The next cosmetic thing I had to address was redoing a few favorite original decals. Forever mesmerized by that classic Westfalia logotype on the camper top in the rear and the front, this was definitely a branding priority and a simple fun thing to do. Kodiak was missing both, no sign at all of the front one and the rear decal long gone, but still a slight remnant of its existence. I love these logos, so once the top was clean, painted, and back on, getting these applied was a top order of business. Measuring and eyeballing it and again reading the Samba, I found the appropriate, factory placement of these and put em on. Stepping back it definitely was a statement sticker and I was happy to see it back on where it belonged. A few other diecut additions here and there, some branding and definitely a few CMSCo. stickers, the exterior was starting to look Portland-proper.
Mostly cosmetic, the next issues would be further into the heart of the beast and for that I trusted my good friend Ransom of Crooked Finger Designs down in Bend, Oregon. So in a few weeks, we’d saddle up and take the van on our first long drive since we brought it home.
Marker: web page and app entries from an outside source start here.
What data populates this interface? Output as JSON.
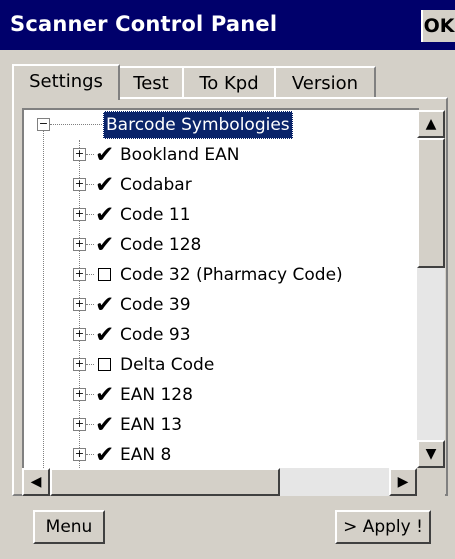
{
  "window": {
    "title": "Scanner Control Panel",
    "ok_label": "OK"
  },
  "tabs": [
    "Settings",
    "Test",
    "To Kpd",
    "Version"
  ],
  "tree": {
    "root": "Barcode Symbologies",
    "items": [
      {
        "label": "Bookland EAN",
        "checked": true
      },
      {
        "label": "Codabar",
        "checked": true
      },
      {
        "label": "Code 11",
        "checked": true
      },
      {
        "label": "Code 128",
        "checked": true
      },
      {
        "label": "Code 32 (Pharmacy Code)",
        "checked": false
      },
      {
        "label": "Code 39",
        "checked": true
      },
      {
        "label": "Code 93",
        "checked": true
      },
      {
        "label": "Delta Code",
        "checked": false
      },
      {
        "label": "EAN 128",
        "checked": true
      },
      {
        "label": "EAN 13",
        "checked": true
      },
      {
        "label": "EAN 8",
        "checked": true
      }
    ]
  },
  "buttons": {
    "menu": "Menu",
    "apply": "> Apply !"
  },
  "icons": {
    "expand": "plus-box-icon",
    "collapse": "minus-box-icon",
    "check": "checkmark-icon"
  },
  "colors": {
    "titlebar": "#00006b",
    "selection": "#0a246a",
    "face": "#d4d0c8"
  }
}
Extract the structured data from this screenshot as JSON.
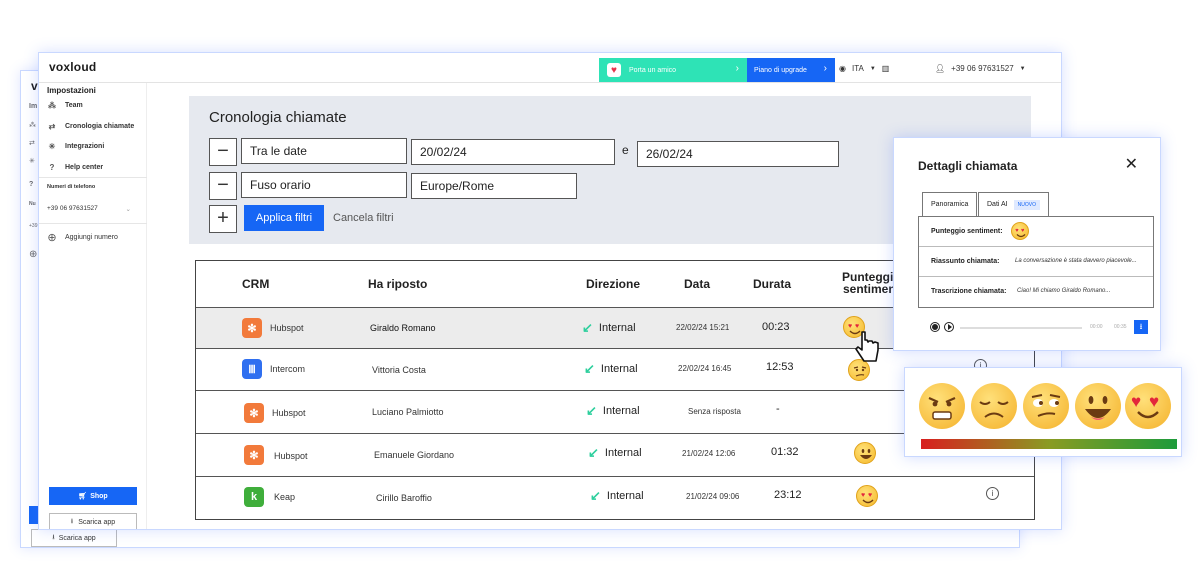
{
  "back_window": {
    "brand": "vo",
    "ghost_items": [
      "Im",
      "Nu",
      "+39",
      "?"
    ],
    "app_label": "Scarica app"
  },
  "topbar": {
    "logo": "voxloud",
    "friend_label": "Porta un amico",
    "upgrade_label": "Piano di upgrade",
    "language": "ITA",
    "phone": "+39 06 97631527"
  },
  "sidebar": {
    "heading": "Impostazioni",
    "items": [
      {
        "label": "Team",
        "icon": "team-icon"
      },
      {
        "label": "Cronologia chiamate",
        "icon": "swap-arrows-icon"
      },
      {
        "label": "Integrazioni",
        "icon": "integrations-icon"
      },
      {
        "label": "Help center",
        "icon": "help-icon"
      }
    ],
    "numbers_heading": "Numeri di telefono",
    "phone_number": "+39 06 97631527",
    "add_number": "Aggiungi numero",
    "shop_label": "Shop",
    "app_label": "Scarica app"
  },
  "filters": {
    "title": "Cronologia chiamate",
    "row1_type": "Tra le date",
    "date_from": "20/02/24",
    "and_label": "e",
    "date_to": "26/02/24",
    "row2_type": "Fuso orario",
    "timezone": "Europe/Rome",
    "apply_label": "Applica filtri",
    "cancel_label": "Cancela filtri"
  },
  "table": {
    "headers": {
      "crm": "CRM",
      "answered": "Ha riposto",
      "direction": "Direzione",
      "date": "Data",
      "duration": "Durata",
      "sentiment_line1": "Punteggio",
      "sentiment_line2": "sentiment"
    },
    "rows": [
      {
        "crm": "Hubspot",
        "crm_color": "#f27a3b",
        "answered": "Giraldo Romano",
        "direction": "Internal",
        "date": "22/02/24 15:21",
        "duration": "00:23",
        "sentiment": "love"
      },
      {
        "crm": "Intercom",
        "crm_color": "#2f6ff0",
        "answered": "Vittoria Costa",
        "direction": "Internal",
        "date": "22/02/24 16:45",
        "duration": "12:53",
        "sentiment": "skeptical"
      },
      {
        "crm": "Hubspot",
        "crm_color": "#f27a3b",
        "answered": "Luciano Palmiotto",
        "direction": "Internal",
        "date": "Senza risposta",
        "duration": "-",
        "sentiment": ""
      },
      {
        "crm": "Hubspot",
        "crm_color": "#f27a3b",
        "answered": "Emanuele Giordano",
        "direction": "Internal",
        "date": "21/02/24 12:06",
        "duration": "01:32",
        "sentiment": "happy"
      },
      {
        "crm": "Keap",
        "crm_color": "#3fae3b",
        "answered": "Cirillo Baroffio",
        "direction": "Internal",
        "date": "21/02/24 09:06",
        "duration": "23:12",
        "sentiment": "love"
      }
    ]
  },
  "dialog": {
    "title": "Dettagli chiamata",
    "tab_overview": "Panoramica",
    "tab_ai": "Dati AI",
    "badge": "NUOVO",
    "sentiment_key": "Punteggio sentiment:",
    "summary_key": "Riassunto chiamata:",
    "summary_value": "La conversazione è stata davvero piacevole...",
    "transcript_key": "Trascrizione chiamata:",
    "transcript_value": "Ciao! Mi chiamo Giraldo Romano...",
    "time_start": "00:00",
    "time_end": "00:35"
  },
  "emoji_scale": {
    "faces": [
      "angry",
      "sad",
      "skeptical",
      "happy",
      "love"
    ],
    "colors": [
      "#d81f1f",
      "#1d9b3b"
    ]
  }
}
I'm going to try and keep these to a Friday cadence. Tune in next week and I'll dig into a few more projects that have been in the works over the last couple months. Feel free to comment below!